Dear Dr. Archer,
I grew up in a household with a father who was verbally and physically abusive. It did not stop me from doing well in school and I never missed a day of school. Depression was a normal part of my life ever since I realized that what my father was doing was destructive.
This hit hard when I went to college. The counselor on campus wrote a prescription for meds and sent me on my way. My grades slipped and I went from a high school honor student to the bottom 25 percent in college.
After completing college, I moved home with my parents and was told by my mom that she was also abused by my father for most of their marriage. She said she remained with him so we wouldn't have a broken home until my younger sister and I graduated college. She left him shortly after that.
That was it. I could no longer be in the house with him, so my next goal was to get a job and move out of the house. He always said he couldn't accomplish his goals because he had a family to raise, so this would be his dream come true. Well, that wasn't the case.
He is now living alone and still sending my mother harassing emails almost every day. A little about his past: he lost his mother at 9 years old and I believe he has a paranoid personality. He always thinks that people are lying to him or trying to take advantage of him. He twists words from the Bible to back up whatever he says or does.
He says that his family is cursed by the devil and my mother is the root cause. Needless to say, he has pushed his entire family away. I recently got married and purchased a second home. I should be in heaven right now and enjoying life. However, I don't feel any emotion but anger.
I coped with these feeling with the use of drugs and alcohol in college, but I've cut all of that out since my first job after college in 2004. I've become pretty good at faking smiles and acting like I'm interested in people's conversations, but it's very exhausting for me.
Every day seems like a struggle, and it's not fair to my wife and 8 year old son. It is also affecting my performance at work. This has gone on for too long and I don't want to live like this any longer.
I agree one hundred percent! It is time to put the past to bed, and your first step should be counseling. Joshua, the years you spend listening to the rhetoric of your angry father affected you; it still is. Sometimes we need a little help to search within ourselves to find answers, or even to realize that there are no answers to be found.
Acceptance of yourself, as well as your past, is important. Look for a therapist who specializes in childhood emotional and physical abuse, and start seeing him on a regular basis. I think that after a few sessions you will feel much, much better. You must drag this up, discuss it in depth and then leave it behind.
Also, check out Adult Survivors of Child Abuse, an online support group. Seeking help is in no way, shape or form a sign of weakness, but rather a proactive approach to making your life the best it can be.

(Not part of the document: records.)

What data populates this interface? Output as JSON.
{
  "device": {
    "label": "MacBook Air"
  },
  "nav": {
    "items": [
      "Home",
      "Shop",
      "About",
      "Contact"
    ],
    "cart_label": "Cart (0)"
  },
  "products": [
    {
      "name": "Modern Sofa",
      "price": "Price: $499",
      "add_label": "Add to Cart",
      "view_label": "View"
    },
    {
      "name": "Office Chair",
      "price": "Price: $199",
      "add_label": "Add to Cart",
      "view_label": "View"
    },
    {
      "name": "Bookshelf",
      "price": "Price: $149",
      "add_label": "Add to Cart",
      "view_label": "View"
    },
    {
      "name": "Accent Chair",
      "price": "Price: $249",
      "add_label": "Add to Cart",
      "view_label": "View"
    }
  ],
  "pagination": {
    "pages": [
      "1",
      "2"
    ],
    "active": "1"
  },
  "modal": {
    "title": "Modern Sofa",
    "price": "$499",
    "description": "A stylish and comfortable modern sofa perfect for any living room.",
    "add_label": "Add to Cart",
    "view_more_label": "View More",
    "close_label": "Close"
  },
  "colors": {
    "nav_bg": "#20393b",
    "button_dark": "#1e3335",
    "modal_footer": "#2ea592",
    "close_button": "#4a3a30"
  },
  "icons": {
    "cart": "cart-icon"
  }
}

Believe it or not, Joshua, you are in control here. Do whatever it is you need to do, but come to terms with your childhood so you can provide for the family you have today. Your son depends on you -- isn't he worth it? Good luck.